(by Christopher Allen with Elyn Andersson and Shannon Appelcline) Two years ago, the Bainbridge Graduate Institute (www.BGI.edu) faculty gathered to radically reinvent their sustainable business curriculum for the next decade. Our goal was not only to update course content, but also to significantly update how the material was taught. We wished to make our teaching process (our pedagogy) more interactive and also more effective for students graduating into a 21st-century work environment, where people increasingly work in teams-both online and offline.
A blog on social software, collaboration, trust, security, privacy, and internet tools by Christopher Allen.

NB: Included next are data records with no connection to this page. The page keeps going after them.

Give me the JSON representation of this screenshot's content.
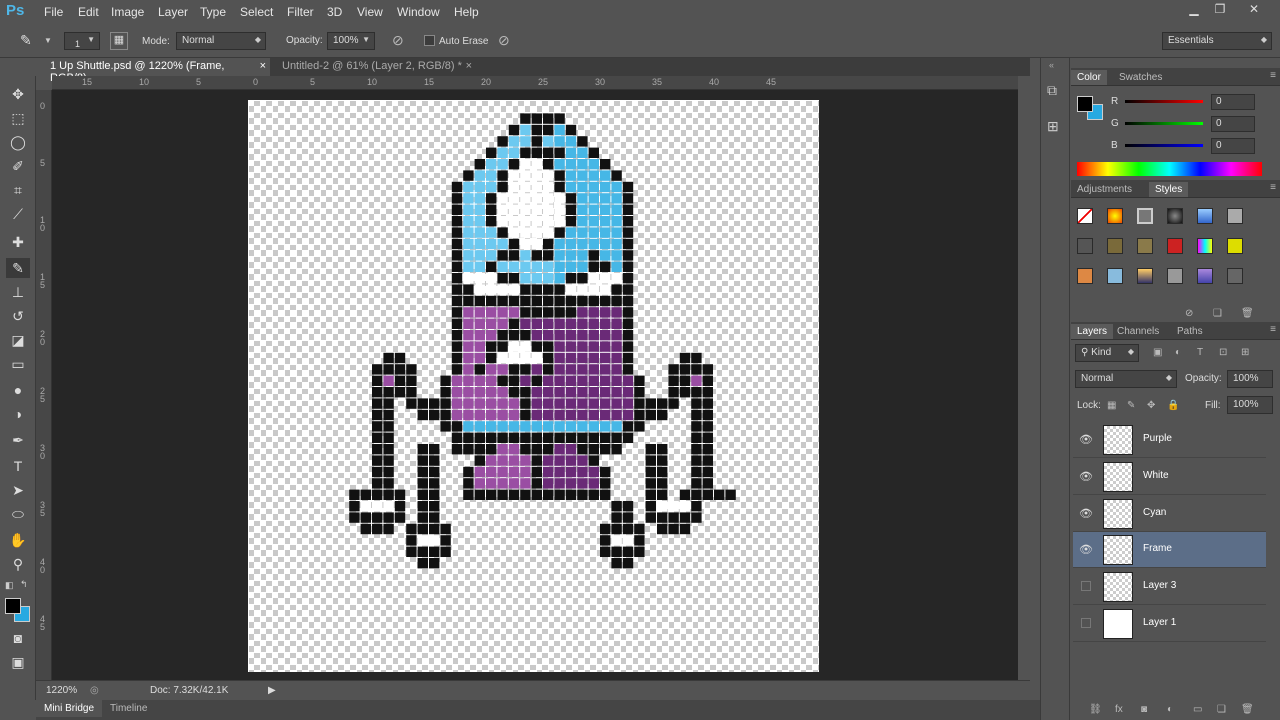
{
  "app": {
    "logo": "Ps"
  },
  "menu": [
    "File",
    "Edit",
    "Image",
    "Layer",
    "Type",
    "Select",
    "Filter",
    "3D",
    "View",
    "Window",
    "Help"
  ],
  "window": {
    "minimize": "▁",
    "restore": "❐",
    "close": "✕"
  },
  "options": {
    "brush_size": "1",
    "mode_label": "Mode:",
    "mode_value": "Normal",
    "opacity_label": "Opacity:",
    "opacity_value": "100%",
    "auto_erase": "Auto Erase",
    "workspace": "Essentials"
  },
  "tabs": [
    {
      "title": "1 Up Shuttle.psd @ 1220% (Frame, RGB/8)",
      "close": "×"
    },
    {
      "title": "Untitled-2 @ 61% (Layer 2, RGB/8) *",
      "close": "×"
    }
  ],
  "ruler": {
    "top": [
      "15",
      "10",
      "5",
      "0",
      "5",
      "10",
      "15",
      "20",
      "25",
      "30",
      "35",
      "40",
      "45"
    ],
    "left": [
      "0",
      "5",
      "1\n0",
      "1\n5",
      "2\n0",
      "2\n5",
      "3\n0",
      "3\n5",
      "4\n0",
      "4\n5"
    ]
  },
  "pixel_art": {
    "rows": [
      "............................................................",
      ".......................KKKK..................................",
      "......................KCKKCK.................................",
      ".....................KCCKCCCK................................",
      "....................KCCKKKKCCK...............................",
      "...................KCCKWWKCCCCK..............................",
      "..................KCCKWWWWKCCCCK.............................",
      ".................KCCCKWWWWKCCCCCK............................",
      ".................KCCKWWWWWWKCCCCK............................",
      ".................KCCKWWWWWWKCCCCK............................",
      ".................KCCKWWWWWWKCCCCK............................",
      ".................KCCCKWWWWKCCCCCK............................",
      ".................KCCCCKWWKCCCCCCK............................",
      ".................KCCCKKCKKCCCKCCK............................",
      ".................KCCKCCCCCCCCKKCK............................",
      ".................KWWWKKCCCCKKWWWK............................",
      ".................KKWWWWKKKKWWWWKK............................",
      ".................KKKKKKKKKKKKKKKK............................",
      ".................KPPPPPKKKKKUUUUK............................",
      ".................KPPPPKUUUUUUUUUK............................",
      ".................KPPPKKKUUUUUUUUK............................",
      ".................KPPKKWWKKUUUUUUK............................",
      "...........KK....KPPKWWWWKUUUUUUK....KK......................",
      "..........KKKK...KPKPPKKUKUUUUUUK...KKKK.....................",
      "..........KPKK..KPPPPKKUKUUUUUUUUK..KKPK.....................",
      "..........KKKK..KPPPPPKKUUUUUUUUUK..KKKK.....................",
      "..........KK.KKKKPPPPPPKUUUUUUUUUKKKK.KK.....................",
      "..........KK..KKKPPPPPPKUUUUUUUUUKKK..KK.....................",
      "..........KK....KKCCCCCCCCCCCCCCKK....KK.....................",
      "..........KK.....KKKKKKKKKKKKKKKK.....KK.....................",
      "..........KK..KK.KKKKPPKKKUUKKKK..KK..KK.....................",
      "..........KK..KK...KPPPPKUUUUK....KK..KK.....................",
      "..........KK..KK..KPPPPPKUUUUUK...KK..KK.....................",
      "..........KK..KK..KPPPPPKUUUUUK...KK..KK.....................",
      "........KKKKK.KK..KKKKKKKKKKKKK...KK.KKKKK...................",
      "........KWWWK.KK...............KK.KWWWK.....................",
      "........KKKKK.KK...............KK.KKKKK.....................",
      ".........KKK.KKKK.............KKKK.KKK......................",
      ".............KWWK.............KWWK..........................",
      ".............KKKK.............KKKK..........................",
      "..............KK...............KK..........................."
    ]
  },
  "status": {
    "zoom": "1220%",
    "doc": "Doc: 7.32K/42.1K"
  },
  "bottom_tabs": [
    "Mini Bridge",
    "Timeline"
  ],
  "color_panel": {
    "tabs": [
      "Color",
      "Swatches"
    ],
    "r_label": "R",
    "g_label": "G",
    "b_label": "B",
    "r": "0",
    "g": "0",
    "b": "0"
  },
  "styles_panel": {
    "tabs": [
      "Adjustments",
      "Styles"
    ]
  },
  "layers_panel": {
    "tabs": [
      "Layers",
      "Channels",
      "Paths"
    ],
    "kind": "Kind",
    "blend": "Normal",
    "opacity_label": "Opacity:",
    "opacity": "100%",
    "lock_label": "Lock:",
    "fill_label": "Fill:",
    "fill": "100%",
    "layers": [
      {
        "name": "Purple",
        "visible": true
      },
      {
        "name": "White",
        "visible": true
      },
      {
        "name": "Cyan",
        "visible": true
      },
      {
        "name": "Frame",
        "visible": true,
        "active": true
      },
      {
        "name": "Layer 3",
        "visible": false
      },
      {
        "name": "Layer 1",
        "visible": false
      }
    ]
  },
  "colors": {
    "cyan": "#46b7e6",
    "light_cyan": "#6cc9f0",
    "purple": "#9a4ea3",
    "dark_purple": "#6a2a77",
    "black": "#111111",
    "white": "#ffffff",
    "fg": "#000000",
    "bg": "#27a9e1"
  }
}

We live in a world of conversation, of language; all full of words. Mastery of language requires learning the meanings of thousands of words. The average native English language speaker uses in the realm of 12,000 to 20,000 words, whereas a college graduate would use 20-25,000 words. Shakespeare actively used more then 30,000 words, and his vocabulary was estimated to be over 66,000 words. Yet there are, at the very least, a quarter of a million distinct English words, excluding inflections, and words from technical and regional vocabularies.